In Ankara I had originally planned on getting my Iranian visa. By the time I had arrived though I was pretty sure that I wouldn’t be going via the middle east. Instead I planned on sorting out other visas I might need, getting cold weather clothes and getting my bike checked over.
In the end I only did one of these…my bike is now I hope in better condition! The service was almost overdue as I had nearly worn the brake pads down the metal.
I didn’t bother getting the visas for Azerbaijan, Kazakhstan or Uzbekistan in Ankara as I figured I could get them as easily in Georgia. As for cold weather kit: it had warmed up a fair bit and I didn’t fancy lugging around anything extra I might not need for a few weeks.
In Ankara I didn’t do much sight seeing. This is mainly because there are not many sights in Ankara to see and I had seen most of them when I was there on holiday a few years ago.
I did get shown round the city by someone who hosted me for couchsurfing for a couple of nights which was better than wandering around on my own! I also spent a couple of nights in a hostel there and went around the Turkish equivalent of the Tate Britain with an Iranian artist staying in the same room as me.
Four nights in Ankara had left me pretty restless and I was glad when leaving time arrived, especially as it was now warm enough again for me to ride in shorts and cycle jersey only.
It was not long after I had ridden out of the city that I realised in my eagerness to set off I’d forgotten my bike lock. I thought this was going to be a real pain as I did not know when I would next be in a city with a proper bike shop. When I got to Golbasi (the next town from Ankara) I decided to ask around. After a few enquiries I eventually ended up at what I guess was a cycle mechanics as it had bikes in various states of repair outside.

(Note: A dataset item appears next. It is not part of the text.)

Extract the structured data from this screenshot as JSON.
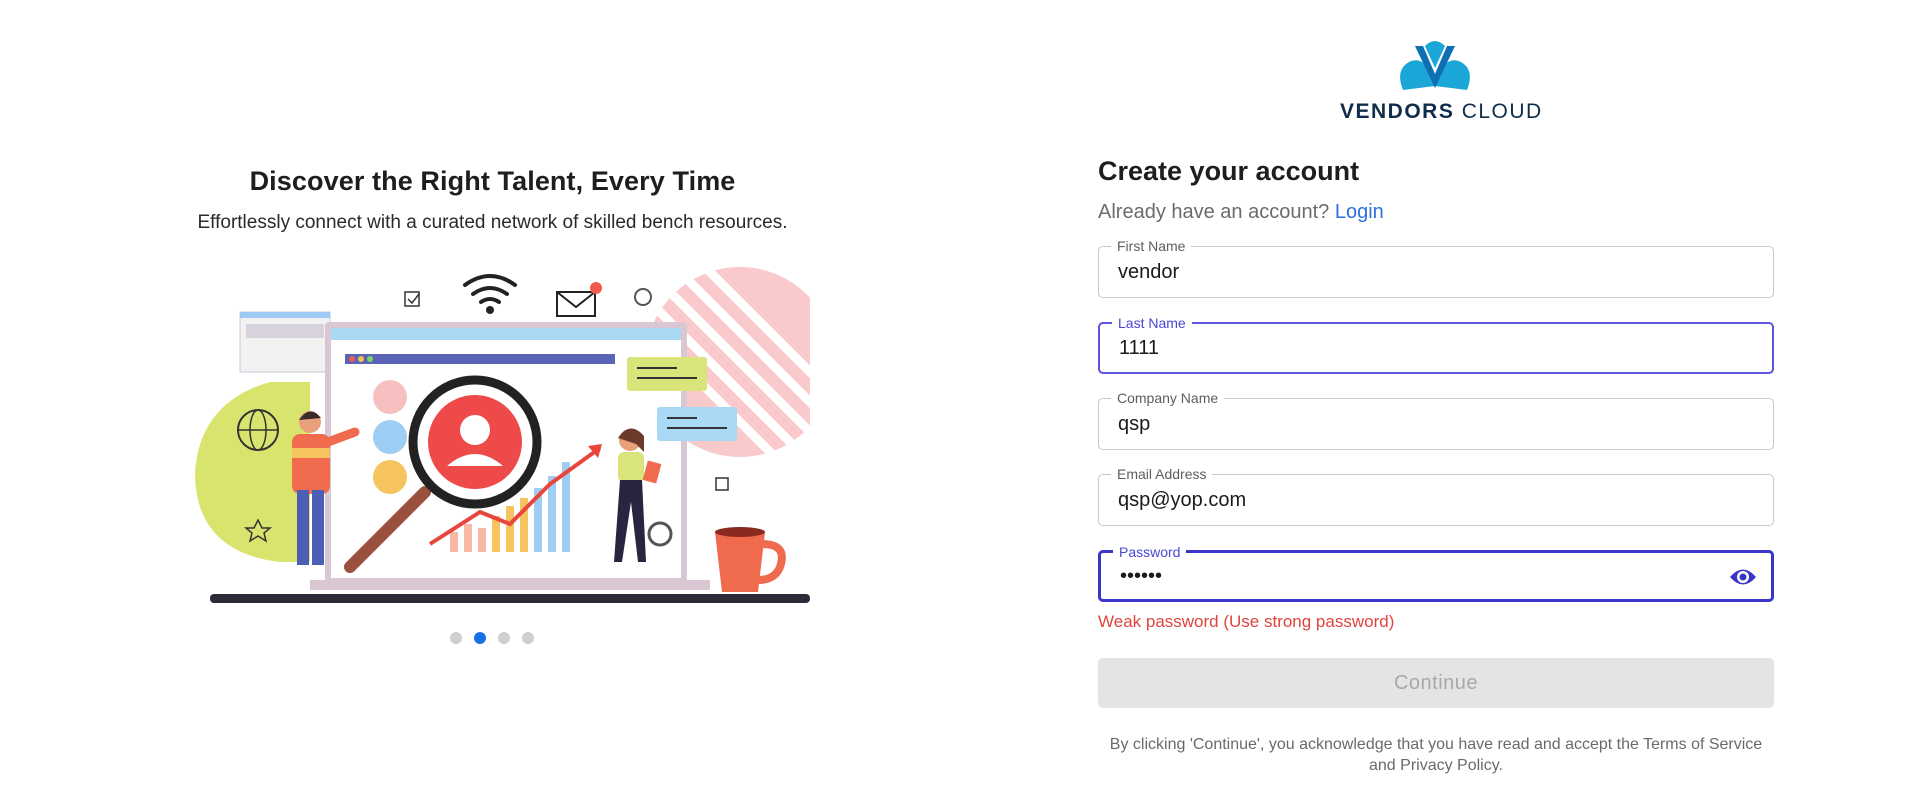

When I asked for a lock the guy there brought back something that looked like a determined thief could chew through it. As it was less than GBP 2 I bought it anyway in case I couldn’t find anything better.
Then I remembered the chain that was hanging outside one of the shops I had asked directions at. So riding back I bought my first length of chain in order to use it as a lock with a padlock. The chain looked like it might damage the bike on its own so I got the man in the shop to cut me some hose to put round it. Annoyingly the chain kept slipping through the hose so next we tightened a couple of hoselocks at either end to prevent this. I now had a pretty heavy duty looking bike lock that cost 5 Turkish Lira or less than GBP2. Of course all you needed to get through it was a pair of chain cutters but that had been the case with the old lock too.
I then rode on across more seemingly never ending Turkish roads, happy I had realised I could read my kindle while riding.
My day ended at the very tip of a giant salt lake called Tuz Golu, where I laid up at a friendly petrol station.
The next day I rode off round the very flat road around the Lake. As it was the dry season I think the lake was dried out and I was thus able to see the salt flat. At some points it was just whiteness stretching off into the horizon looking like it went on forever.
On the way round a melonseller pulled me over for tea and he kindly gave me a melon as I was leaving. Sadly this melon must have weighed over a kilo, for the weight conscious cycle tourist a 1kg melon is the last thing you want to be carrying around, especially when you a) don’t have a knife big enough to cut it and b) hate melon. With a slight feeling of guilt I passed it onto the next people I saw.
Riding on I made it round the lake and past Aksaray to a petrol station near Gencosman, where I decided to camp as it was getting dark and I wasn’t sure there would be another petrol station for a while. I was starting to realise that some petrol stations were better to camp at that others, the first one I camped at had a nice patch of grass and a shower in the toilet block. The one at Gencosman barely had a toilet block, still it was free and there was a dog to keep me company/awake with its barking.
The next day I rode for Cappodacia and the town of Goreme.